The federal government might be about to break another promise. The clock is ticking down toward a December deadline for a Cabinet decision on Kinder Morgan’s proposed Trans Mountain Expansion pipeline. During last year’s election campaign, the government promised to put Trans Mountain through a revamped review and restore public confidence in the energy project review process. But recent media reports suggest the federal government wants to approve Trans Mountain.

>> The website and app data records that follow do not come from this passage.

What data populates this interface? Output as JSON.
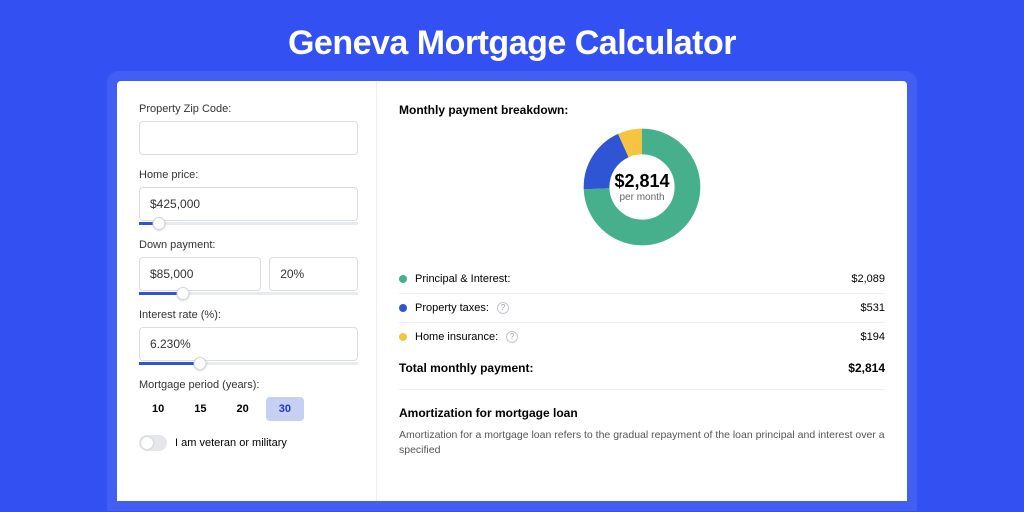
{
  "title": "Geneva Mortgage Calculator",
  "form": {
    "zip_label": "Property Zip Code:",
    "zip_value": "",
    "price_label": "Home price:",
    "price_value": "$425,000",
    "price_slider_pct": 9,
    "down_label": "Down payment:",
    "down_value": "$85,000",
    "down_pct_value": "20%",
    "down_slider_pct": 20,
    "rate_label": "Interest rate (%):",
    "rate_value": "6.230%",
    "rate_slider_pct": 28,
    "period_label": "Mortgage period (years):",
    "periods": [
      "10",
      "15",
      "20",
      "30"
    ],
    "period_selected": "30",
    "veteran_label": "I am veteran or military",
    "veteran_on": false
  },
  "breakdown": {
    "title": "Monthly payment breakdown:",
    "center_amount": "$2,814",
    "center_sub": "per month",
    "items": [
      {
        "label": "Principal & Interest:",
        "value": "$2,089",
        "color": "#46b08c",
        "help": false
      },
      {
        "label": "Property taxes:",
        "value": "$531",
        "color": "#2f55d4",
        "help": true
      },
      {
        "label": "Home insurance:",
        "value": "$194",
        "color": "#f5c542",
        "help": true
      }
    ],
    "total_label": "Total monthly payment:",
    "total_value": "$2,814"
  },
  "chart_data": {
    "type": "pie",
    "title": "Monthly payment breakdown",
    "series": [
      {
        "name": "Principal & Interest",
        "value": 2089,
        "color": "#46b08c"
      },
      {
        "name": "Property taxes",
        "value": 531,
        "color": "#2f55d4"
      },
      {
        "name": "Home insurance",
        "value": 194,
        "color": "#f5c542"
      }
    ],
    "total": 2814,
    "center_label": "$2,814 per month"
  },
  "amortization": {
    "title": "Amortization for mortgage loan",
    "text": "Amortization for a mortgage loan refers to the gradual repayment of the loan principal and interest over a specified"
  }
}
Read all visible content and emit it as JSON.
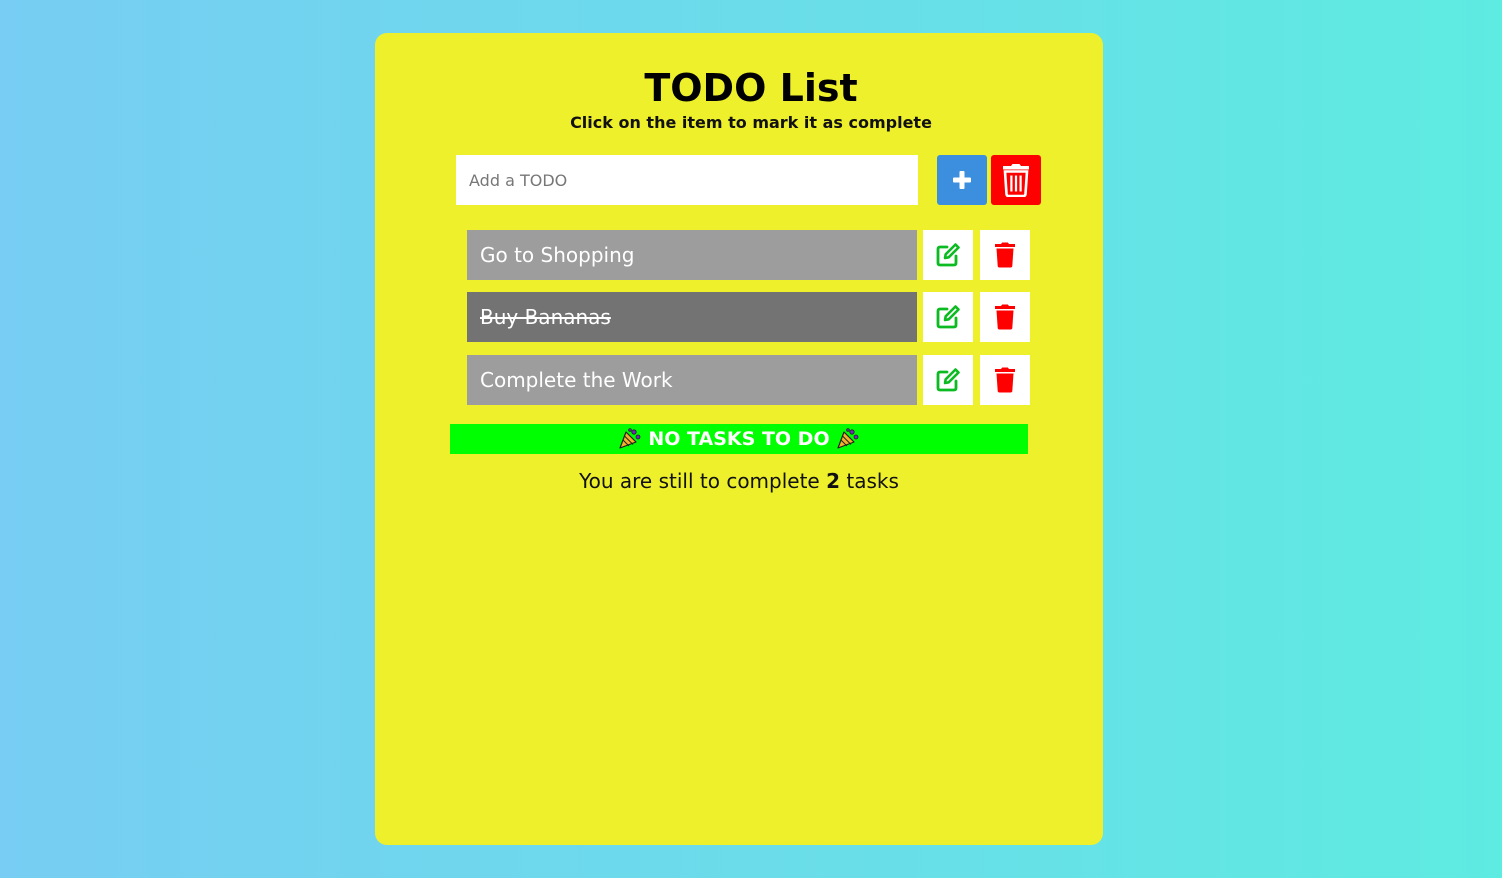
{
  "app": {
    "title": "TODO List",
    "subtitle": "Click on the item to mark it as complete"
  },
  "input": {
    "placeholder": "Add a TODO",
    "value": ""
  },
  "buttons": {
    "add_icon": "plus-icon",
    "clear_all_icon": "trash-icon"
  },
  "todos": [
    {
      "label": "Go to Shopping",
      "completed": false
    },
    {
      "label": "Buy Bananas",
      "completed": true
    },
    {
      "label": "Complete the Work",
      "completed": false
    }
  ],
  "banner": {
    "text": "NO TASKS TO DO",
    "icon": "party-popper-icon"
  },
  "counter": {
    "prefix": "You are still to complete",
    "count": "2",
    "suffix": "tasks"
  },
  "colors": {
    "background_from": "#77cdf3",
    "background_to": "#5eebe1",
    "card": "#eef02c",
    "add_button": "#3b8fde",
    "clear_button": "#ff0000",
    "item": "#9d9d9d",
    "item_completed": "#737373",
    "edit_icon": "#0cba22",
    "delete_icon": "#ff0000",
    "banner": "#00ff00"
  }
}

In addition to mounting rumours about approving Kinder Morgan’s pipeline, the federal government announced it would stick with the weak carbon reduction targets set by the previous government. This is not the climate leadership that was promised to Canadians. That’s why I’m asking you to tell the federal government to reject Trans Mountain.
Instead of redoing the review as promised, the government tried to slap a band-aid on the Trans Mountain process with its Interim Measures for Pipeline Reviews. But this won’t cut it. The review is widely seen as illegitimate, and British Columbians stand overwhelmingly against Kinder Morgan.
There’s a lot at stake with the Trans Mountain Expansion pipeline. Texas-based Kinder Morgan wants to twin an existing 60-year-old pipeline transporting tar sands crude from Edmonton, Alberta to Burnaby, B.C. The expansion would virtually triple the capacity of the pipeline from 300,000 to 890,000 barrels per day. That’s the equivalent of adding 2.7 million cars to our roads – an emissions increase that will be very hard to accommodate under Canada’s Paris commitment and Alberta’s oil sands emissions cap. It would also increase tanker traffic in the Vancouver Harbour seven-fold, from 60 tankers per year to 408.
British Columbians understandably have no faith in the tainted National Energy Board review process for Trans Mountain. There were conflict of interest concerns when a consultant who had filed evidence for Trans Mountain was appointed to the NEB. There are also concerns about limits on who could participate in the review process, unreasonably short timelines that compromised the quality of the review, and reduced participant funding for public interest groups and First Nations. The review is the subject of five legal challenges. The issues go so deep that Justin Trudeau himself promised to restart the review process for Trans Mountain from scratch.
The Prime Minister has insisted that “governments grant permits, but communities grant permission,” and he has talked repeatedly about projects needing to gain “social license.” Is his government ready now to stand behind those words?
A big test will come in December, when a decision must be made on the fate of the Trans Mountain pipeline. British Columbians overwhelmingly said they do not approve of this project. Will the federal government listen to them?